"Together in the market" was the motto of the celebration of the Day of the Netherlands in Almeria, which took place last week in the Chamber of Commerce. Here they highlighted the need "to stand together to put pressure on the European Union to improve the conditions for fruit and vegetables from both Dutch and Spanish producers." It was also a day to exchange ideas regarding the horticultural business.
Both the Dutch ambassador, Matthijs van Bonzel, and the Secretary of Agriculture and Food of the Andalusian Government, Rafael Peral, conveyed the message that it was necessary for both parties to join forces and cooperate to improve the conditions under which the activity is carried out within the European Union.
It should not be forgotten that Dutch and Almerian producers are competitors in the market, especially in Germany, one of the most important customers for both; however, there are many aspects they have in common, especially that "we are the largest producers of fruit and vegetables in Europe," said the Dutch ambassador. "If we are the two biggest producers, we have a lot to say in the fields of research, aid, rules, etc., within the European Union.

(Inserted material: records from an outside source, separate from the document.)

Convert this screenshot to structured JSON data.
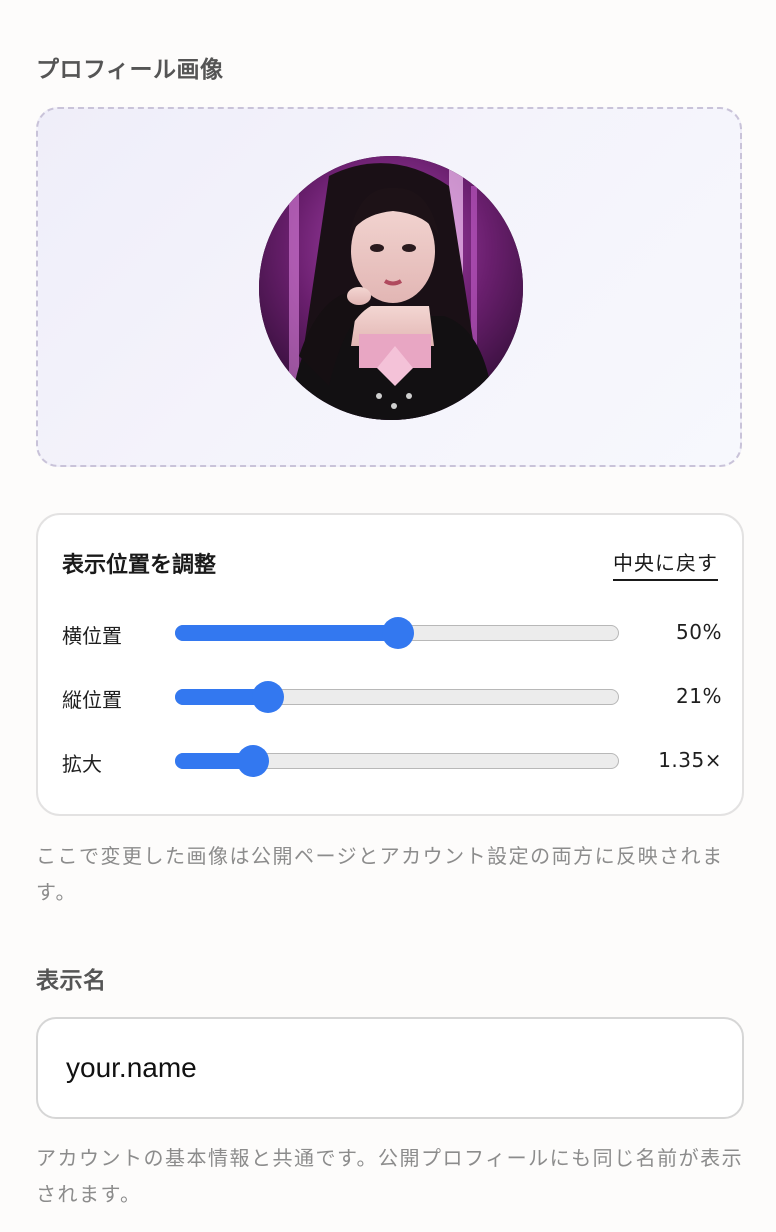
{
  "profile_image": {
    "label": "プロフィール画像",
    "avatar_alt": "profile-photo"
  },
  "adjust": {
    "title": "表示位置を調整",
    "reset_label": "中央に戻す",
    "sliders": [
      {
        "label": "横位置",
        "value_text": "50%",
        "fraction": 0.5
      },
      {
        "label": "縦位置",
        "value_text": "21%",
        "fraction": 0.21
      },
      {
        "label": "拡大",
        "value_text": "1.35×",
        "fraction": 0.175
      }
    ]
  },
  "help_image": "ここで変更した画像は公開ページとアカウント設定の両方に反映されます。",
  "display_name": {
    "label": "表示名",
    "value": "your.name"
  },
  "help_name": "アカウントの基本情報と共通です。公開プロフィールにも同じ名前が表示されます。",
  "colors": {
    "accent": "#3378f0",
    "track": "#ececec",
    "muted_text": "#8c8c8c"
  }
}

If we unite and go to Brussels and explain our position, they have to listen to us." In this regard, Matthijs van Bonzel mentioned two of the great advantages they have: on the one hand, Spain's knowledge about environmentally-friendly practices, and on the other hand, the Netherlands' research and logistics capacity.
The Dutch ambassador argued that there are good reasons to ask non-EU competitors, such as Morocco, to meet the same phytosanitary standards as those required for European products, and for these to be produced under similar labour and environmental conditions.
The cooperation that the Dutch ambassador was referring to is also seen as the way to expand into new markets. He assured that "the collaboration between both parties can make it easier for the products to reach destinations as far afield as America or Japan; this can be achieved with Spanish produce and Dutch logistics."
Rafael Peral, who agreed with the Dutch ambassador on the idea of creating a common lobby in the European Union, spoke about issues that are already starting to be discussed in Europe and that can affect the future of the horticultural sector; such as the Common Agricultural Policy (CAP) beyond 2020. In this regard, the General Secretary of Agriculture and Food of the Government of Andalusia commented that "we have to work together in the European context, in a CMO that we share and in which we understand that it is important to work together on relevant issues affecting the horticultural sector of both countries." It is an appropriate moment, Peral said, "because we are already beginning to talk about the CAP beyond 2020, and this brings issues to the table that are of great interest to Almeria, but also to the Netherlands, such as price stabilization or income insurances, among others."
The conference was attended by producers and traders from Almeria and from the Netherlands, and also included the participation of a representative of the Dutch Ministry of Economy and of the Director General of Production and Markets of the Spanish Ministry of Agriculture, Fernando Miranda. The Day was closed by Diego Martínez Cano, president of the Chamber of Commerce of Almeria, who, in line with the spirit of the event, encouraged Dutch and Almeria to collaborate and cooperate.